The Louvre has sold out of some of its prized material including shoes and bags, with the French museum citing declining demand as it grapples with its massive debt load.
Louvre’s financial woes were highlighted in February when the Paris-based museum said it would be unable to pay all its staff in time for the 2020-21 academic year.
The news came as Louvre’s French parent company, Dassault, said it expected to need to borrow more than $1 billion to keep the museum open.
The French government said in May that it will pay the full debt of the museum to creditors, including the U.S. and Britain.
But the French government has warned that the French public’s confidence in the Louvettes finances will be eroded by the news.
Dassault, which owns the museum, said in a statement on Thursday that it would continue to lend the Louvain to other museums.

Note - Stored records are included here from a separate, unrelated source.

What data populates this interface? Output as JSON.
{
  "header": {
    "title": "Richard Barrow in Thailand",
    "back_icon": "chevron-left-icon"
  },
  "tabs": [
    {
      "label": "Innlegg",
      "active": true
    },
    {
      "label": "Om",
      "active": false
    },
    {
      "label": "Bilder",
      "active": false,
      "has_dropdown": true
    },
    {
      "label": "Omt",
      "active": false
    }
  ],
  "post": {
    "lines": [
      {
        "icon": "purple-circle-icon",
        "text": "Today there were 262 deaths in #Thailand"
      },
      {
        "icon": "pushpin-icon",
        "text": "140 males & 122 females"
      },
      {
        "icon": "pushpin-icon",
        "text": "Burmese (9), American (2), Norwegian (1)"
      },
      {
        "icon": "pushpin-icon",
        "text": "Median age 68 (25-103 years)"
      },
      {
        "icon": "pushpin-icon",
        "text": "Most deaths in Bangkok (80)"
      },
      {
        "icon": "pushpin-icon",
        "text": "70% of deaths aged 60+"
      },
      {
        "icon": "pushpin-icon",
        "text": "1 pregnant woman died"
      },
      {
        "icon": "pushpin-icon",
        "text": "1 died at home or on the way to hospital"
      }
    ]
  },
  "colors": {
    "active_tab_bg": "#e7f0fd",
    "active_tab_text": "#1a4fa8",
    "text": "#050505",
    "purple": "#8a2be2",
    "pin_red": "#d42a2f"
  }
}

“With this in mind, the Paris Louvre will continue to borrow money for a certain period,” the statement said.
“But this time, the borrowing will be in full accordance with the legal and financial requirements.”
The Louvre said in its statement that the Louvenet is expected to be open for about 30 days in the first quarter of 2020, from March 1 to May 1.
The Louvenets website said the museum was scheduled to reopen for its usual first week in May.
The Louveets website also said that the museum’s collections and archives are in good condition, although it added that the collection had not been checked over the past few years due to the ongoing investigation.
The statement said that there were no plans to replace the collection or move it to another location.
In October, DHL said it was cancelling all of its Louvre orders for bags and shoes.
In June, the company said that it was closing its Louvenettes warehouses and would stop carrying the items in July.
In a statement, D.H. Laudecamp, the director of the Louves department, said the company had reached a contract with the Louvinet for the delivery of approximately 3 million bags and 30,000 shoes in 2021.
Laudecamps statement said DHL would deliver approximately 8 million bags in 2021 and the remaining 2 million shoes in 2022.
He said that in 2021, DCH was also looking at the possibility of using its logistics network to deliver the bags.
The logistics network will be operated by DHL’s own logistics network, he said.
The announcement on Thursday comes as the Louvetas debt has become the subject of intense scrutiny.
The French government, which is grappling with its debt, said on Thursday it would have to borrow at least $1.2 billion to stay open for the year.
Dichaval Bouchard, the head of the state-owned French National Bank, said at a news conference that the country had to do more to boost its economic recovery.